From the entries, return every line where the string "Оформление" shows up.

■ **Available data**:

Segment Open

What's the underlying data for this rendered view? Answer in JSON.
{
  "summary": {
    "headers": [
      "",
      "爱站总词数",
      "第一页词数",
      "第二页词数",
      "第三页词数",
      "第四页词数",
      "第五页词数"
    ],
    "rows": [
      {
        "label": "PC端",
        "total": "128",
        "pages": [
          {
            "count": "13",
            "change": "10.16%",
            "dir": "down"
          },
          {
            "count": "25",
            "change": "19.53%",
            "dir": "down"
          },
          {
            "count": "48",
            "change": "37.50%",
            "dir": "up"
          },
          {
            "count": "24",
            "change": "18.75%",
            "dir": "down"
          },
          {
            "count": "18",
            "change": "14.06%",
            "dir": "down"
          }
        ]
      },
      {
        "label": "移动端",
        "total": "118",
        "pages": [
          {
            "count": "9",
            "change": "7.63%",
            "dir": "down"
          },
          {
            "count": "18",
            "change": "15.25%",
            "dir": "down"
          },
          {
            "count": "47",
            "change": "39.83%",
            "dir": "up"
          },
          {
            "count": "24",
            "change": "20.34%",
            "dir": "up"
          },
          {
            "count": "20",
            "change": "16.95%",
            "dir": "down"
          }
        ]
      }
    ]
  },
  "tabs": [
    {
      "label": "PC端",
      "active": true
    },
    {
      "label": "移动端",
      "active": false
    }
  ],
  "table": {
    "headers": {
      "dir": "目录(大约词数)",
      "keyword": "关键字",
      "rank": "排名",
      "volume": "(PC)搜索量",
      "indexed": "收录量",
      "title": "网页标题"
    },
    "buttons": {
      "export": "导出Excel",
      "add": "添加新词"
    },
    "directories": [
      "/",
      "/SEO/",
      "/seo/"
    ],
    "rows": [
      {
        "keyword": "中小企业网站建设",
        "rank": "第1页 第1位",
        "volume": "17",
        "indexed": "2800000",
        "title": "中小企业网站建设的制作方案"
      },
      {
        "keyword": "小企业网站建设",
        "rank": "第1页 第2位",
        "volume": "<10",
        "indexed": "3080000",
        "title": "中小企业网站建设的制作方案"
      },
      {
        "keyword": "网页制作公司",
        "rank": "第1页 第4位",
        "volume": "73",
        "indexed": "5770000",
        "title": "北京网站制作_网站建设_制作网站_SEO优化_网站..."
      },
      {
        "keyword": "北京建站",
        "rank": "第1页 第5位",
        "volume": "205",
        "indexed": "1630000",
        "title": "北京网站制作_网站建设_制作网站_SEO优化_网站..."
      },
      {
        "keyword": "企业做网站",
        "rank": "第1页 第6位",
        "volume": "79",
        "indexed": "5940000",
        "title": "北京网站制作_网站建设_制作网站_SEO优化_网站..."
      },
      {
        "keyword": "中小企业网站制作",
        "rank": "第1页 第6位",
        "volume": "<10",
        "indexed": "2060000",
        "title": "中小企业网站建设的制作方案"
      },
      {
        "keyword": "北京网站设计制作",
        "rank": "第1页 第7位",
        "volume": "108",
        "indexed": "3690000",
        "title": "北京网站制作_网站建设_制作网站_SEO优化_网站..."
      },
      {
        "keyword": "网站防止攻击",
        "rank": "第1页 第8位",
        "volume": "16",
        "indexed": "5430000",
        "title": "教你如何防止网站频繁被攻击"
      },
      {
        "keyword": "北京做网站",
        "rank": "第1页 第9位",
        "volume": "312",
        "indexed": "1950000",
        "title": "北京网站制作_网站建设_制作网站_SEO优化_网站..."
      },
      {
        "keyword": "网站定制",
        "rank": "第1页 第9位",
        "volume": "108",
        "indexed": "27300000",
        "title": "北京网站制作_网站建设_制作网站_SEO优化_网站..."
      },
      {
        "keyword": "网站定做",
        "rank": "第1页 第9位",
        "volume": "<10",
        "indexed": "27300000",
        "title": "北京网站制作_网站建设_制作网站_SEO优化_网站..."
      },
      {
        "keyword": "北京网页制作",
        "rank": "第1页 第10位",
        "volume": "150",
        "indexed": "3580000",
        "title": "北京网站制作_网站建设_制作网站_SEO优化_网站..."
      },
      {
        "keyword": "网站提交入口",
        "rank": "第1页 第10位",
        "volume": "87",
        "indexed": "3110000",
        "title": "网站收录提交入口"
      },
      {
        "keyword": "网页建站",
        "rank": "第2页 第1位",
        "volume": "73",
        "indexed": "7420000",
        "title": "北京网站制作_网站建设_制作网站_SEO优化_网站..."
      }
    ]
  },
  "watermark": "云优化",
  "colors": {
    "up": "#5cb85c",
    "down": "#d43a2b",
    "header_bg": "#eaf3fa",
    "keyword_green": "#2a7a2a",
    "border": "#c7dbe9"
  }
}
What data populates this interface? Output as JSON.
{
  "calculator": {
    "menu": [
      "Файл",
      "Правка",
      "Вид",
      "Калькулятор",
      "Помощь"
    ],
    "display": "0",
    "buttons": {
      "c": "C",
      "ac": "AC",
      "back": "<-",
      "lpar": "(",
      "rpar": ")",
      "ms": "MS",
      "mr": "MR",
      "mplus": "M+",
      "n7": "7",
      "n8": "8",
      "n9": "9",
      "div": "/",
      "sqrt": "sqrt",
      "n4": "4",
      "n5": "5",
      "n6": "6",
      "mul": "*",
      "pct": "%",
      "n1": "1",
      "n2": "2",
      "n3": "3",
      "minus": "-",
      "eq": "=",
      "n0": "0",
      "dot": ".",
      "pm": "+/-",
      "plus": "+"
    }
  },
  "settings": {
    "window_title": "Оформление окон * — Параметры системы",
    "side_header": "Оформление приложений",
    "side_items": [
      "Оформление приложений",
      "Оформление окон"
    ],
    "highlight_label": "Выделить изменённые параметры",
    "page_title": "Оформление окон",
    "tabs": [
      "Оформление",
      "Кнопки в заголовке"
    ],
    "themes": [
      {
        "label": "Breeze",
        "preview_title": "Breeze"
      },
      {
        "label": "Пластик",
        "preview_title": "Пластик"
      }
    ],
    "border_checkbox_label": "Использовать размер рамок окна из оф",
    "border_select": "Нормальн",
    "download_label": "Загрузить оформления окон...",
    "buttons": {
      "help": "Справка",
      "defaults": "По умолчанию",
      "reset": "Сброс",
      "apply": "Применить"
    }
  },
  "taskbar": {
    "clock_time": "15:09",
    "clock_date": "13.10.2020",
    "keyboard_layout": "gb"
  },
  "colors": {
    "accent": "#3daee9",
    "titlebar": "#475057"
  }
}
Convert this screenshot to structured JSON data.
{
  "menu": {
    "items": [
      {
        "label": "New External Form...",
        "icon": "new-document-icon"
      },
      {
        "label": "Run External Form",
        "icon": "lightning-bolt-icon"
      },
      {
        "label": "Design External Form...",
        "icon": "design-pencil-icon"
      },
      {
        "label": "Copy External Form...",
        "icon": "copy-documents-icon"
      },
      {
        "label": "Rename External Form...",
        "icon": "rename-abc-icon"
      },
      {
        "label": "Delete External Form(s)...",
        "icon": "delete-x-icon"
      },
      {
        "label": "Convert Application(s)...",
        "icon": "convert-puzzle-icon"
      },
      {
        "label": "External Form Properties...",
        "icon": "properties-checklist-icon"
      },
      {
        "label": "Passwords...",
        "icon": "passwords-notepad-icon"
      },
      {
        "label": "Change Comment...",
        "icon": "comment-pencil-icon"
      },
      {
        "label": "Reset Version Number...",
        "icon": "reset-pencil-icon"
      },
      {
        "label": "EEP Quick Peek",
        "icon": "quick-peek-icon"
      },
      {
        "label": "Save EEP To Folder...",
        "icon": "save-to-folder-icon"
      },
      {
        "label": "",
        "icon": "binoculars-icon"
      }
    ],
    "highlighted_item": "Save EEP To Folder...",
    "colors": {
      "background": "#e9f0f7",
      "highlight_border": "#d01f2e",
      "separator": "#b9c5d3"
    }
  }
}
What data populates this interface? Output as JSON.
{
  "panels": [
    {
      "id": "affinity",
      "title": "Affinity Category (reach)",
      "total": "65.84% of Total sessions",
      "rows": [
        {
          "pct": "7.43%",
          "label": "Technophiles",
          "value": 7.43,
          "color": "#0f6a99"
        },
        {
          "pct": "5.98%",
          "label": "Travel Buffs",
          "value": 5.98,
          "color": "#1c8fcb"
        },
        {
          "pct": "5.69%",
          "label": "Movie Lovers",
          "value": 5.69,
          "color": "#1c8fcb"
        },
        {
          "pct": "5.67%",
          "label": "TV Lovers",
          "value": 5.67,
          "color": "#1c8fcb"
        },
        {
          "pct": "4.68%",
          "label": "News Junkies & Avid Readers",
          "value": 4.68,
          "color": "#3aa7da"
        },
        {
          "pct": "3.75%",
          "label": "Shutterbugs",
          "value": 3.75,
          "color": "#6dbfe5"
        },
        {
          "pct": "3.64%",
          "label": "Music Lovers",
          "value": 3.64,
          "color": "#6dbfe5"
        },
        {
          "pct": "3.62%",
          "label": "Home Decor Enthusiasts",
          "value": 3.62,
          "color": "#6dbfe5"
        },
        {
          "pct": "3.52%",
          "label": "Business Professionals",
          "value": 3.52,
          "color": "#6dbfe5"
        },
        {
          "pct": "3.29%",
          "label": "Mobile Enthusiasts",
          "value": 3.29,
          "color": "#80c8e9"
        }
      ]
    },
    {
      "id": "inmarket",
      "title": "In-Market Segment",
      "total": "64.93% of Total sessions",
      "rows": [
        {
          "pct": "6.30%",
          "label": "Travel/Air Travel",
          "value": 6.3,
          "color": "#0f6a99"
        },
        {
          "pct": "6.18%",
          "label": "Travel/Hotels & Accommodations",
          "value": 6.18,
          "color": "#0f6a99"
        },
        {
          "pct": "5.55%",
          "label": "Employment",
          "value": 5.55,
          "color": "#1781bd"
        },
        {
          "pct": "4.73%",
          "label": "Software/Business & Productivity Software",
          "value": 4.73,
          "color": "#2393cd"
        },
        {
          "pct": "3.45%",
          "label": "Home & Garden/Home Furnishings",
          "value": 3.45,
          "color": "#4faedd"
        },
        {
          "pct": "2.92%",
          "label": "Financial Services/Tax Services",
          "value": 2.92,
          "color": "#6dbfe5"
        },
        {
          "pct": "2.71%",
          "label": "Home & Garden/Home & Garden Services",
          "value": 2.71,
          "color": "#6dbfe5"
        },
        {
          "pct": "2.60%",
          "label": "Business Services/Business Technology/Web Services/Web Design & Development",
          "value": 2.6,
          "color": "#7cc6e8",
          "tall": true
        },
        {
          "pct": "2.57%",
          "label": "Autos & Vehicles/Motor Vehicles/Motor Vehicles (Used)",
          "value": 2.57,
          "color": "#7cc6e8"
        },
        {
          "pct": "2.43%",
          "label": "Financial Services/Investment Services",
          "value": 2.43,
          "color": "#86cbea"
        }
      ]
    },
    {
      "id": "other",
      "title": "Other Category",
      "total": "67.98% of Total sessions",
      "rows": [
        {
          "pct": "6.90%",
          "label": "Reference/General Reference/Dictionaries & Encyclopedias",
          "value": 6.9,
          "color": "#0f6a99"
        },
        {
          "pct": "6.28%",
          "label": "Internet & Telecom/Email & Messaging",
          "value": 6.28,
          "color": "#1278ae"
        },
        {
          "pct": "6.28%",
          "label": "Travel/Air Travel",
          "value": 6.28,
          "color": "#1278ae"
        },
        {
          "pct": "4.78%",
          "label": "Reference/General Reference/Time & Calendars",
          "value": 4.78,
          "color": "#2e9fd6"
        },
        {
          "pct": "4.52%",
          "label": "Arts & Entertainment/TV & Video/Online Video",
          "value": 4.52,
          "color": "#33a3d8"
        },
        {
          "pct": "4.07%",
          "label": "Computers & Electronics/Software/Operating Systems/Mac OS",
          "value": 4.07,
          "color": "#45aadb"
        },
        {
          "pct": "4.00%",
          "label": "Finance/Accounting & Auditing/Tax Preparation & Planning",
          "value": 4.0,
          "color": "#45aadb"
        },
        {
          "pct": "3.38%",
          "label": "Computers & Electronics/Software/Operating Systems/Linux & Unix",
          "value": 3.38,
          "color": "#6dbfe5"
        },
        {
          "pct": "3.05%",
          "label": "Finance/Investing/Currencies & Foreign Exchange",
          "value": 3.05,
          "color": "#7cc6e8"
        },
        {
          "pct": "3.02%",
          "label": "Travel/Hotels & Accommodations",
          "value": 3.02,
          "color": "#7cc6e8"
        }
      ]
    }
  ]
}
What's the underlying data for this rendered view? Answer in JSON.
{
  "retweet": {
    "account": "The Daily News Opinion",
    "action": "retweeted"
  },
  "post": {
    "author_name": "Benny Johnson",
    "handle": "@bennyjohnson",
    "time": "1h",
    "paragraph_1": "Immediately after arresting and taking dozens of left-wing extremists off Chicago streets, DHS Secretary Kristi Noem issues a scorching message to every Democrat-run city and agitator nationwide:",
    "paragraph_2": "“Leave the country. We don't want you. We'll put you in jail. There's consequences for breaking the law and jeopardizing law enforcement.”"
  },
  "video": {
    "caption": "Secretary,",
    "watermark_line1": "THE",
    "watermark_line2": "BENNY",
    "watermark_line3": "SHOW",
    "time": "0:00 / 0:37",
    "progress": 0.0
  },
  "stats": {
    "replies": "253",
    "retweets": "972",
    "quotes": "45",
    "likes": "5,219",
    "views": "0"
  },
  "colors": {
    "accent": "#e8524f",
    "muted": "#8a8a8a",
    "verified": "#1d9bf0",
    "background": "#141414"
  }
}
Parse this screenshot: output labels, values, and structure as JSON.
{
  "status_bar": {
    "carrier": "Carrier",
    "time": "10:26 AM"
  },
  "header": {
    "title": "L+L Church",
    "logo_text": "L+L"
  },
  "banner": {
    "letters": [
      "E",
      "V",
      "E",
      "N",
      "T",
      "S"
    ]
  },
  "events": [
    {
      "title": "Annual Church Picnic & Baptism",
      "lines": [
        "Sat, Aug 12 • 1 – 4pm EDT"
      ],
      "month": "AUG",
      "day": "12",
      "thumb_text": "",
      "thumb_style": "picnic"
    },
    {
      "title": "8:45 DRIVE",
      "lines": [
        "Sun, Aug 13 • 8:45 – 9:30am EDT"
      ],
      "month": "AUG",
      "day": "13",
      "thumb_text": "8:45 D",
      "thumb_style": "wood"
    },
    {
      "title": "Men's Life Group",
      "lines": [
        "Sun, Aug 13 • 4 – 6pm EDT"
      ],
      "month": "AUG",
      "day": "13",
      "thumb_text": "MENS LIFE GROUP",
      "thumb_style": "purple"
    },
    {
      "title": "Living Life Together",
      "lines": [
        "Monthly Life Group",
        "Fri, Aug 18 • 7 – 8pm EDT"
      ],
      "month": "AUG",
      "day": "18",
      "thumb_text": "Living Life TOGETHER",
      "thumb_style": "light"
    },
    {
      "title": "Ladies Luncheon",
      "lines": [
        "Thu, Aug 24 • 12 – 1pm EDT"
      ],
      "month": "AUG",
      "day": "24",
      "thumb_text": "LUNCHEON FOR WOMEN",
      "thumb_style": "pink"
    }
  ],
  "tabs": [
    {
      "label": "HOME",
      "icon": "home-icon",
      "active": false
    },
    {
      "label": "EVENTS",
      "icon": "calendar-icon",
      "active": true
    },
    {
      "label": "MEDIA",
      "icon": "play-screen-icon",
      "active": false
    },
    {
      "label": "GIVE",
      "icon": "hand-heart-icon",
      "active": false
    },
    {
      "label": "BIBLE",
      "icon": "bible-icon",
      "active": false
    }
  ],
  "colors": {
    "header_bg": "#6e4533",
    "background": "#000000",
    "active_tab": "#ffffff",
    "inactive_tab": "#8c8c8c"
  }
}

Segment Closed

■ **Answer area**:
    "window_title": "Оформление окон * — Параметры системы",
    "side_header": "Оформление приложений",
      "Оформление приложений",
      "Оформление окон"
    "page_title": "Оформление окон",
      "Оформление",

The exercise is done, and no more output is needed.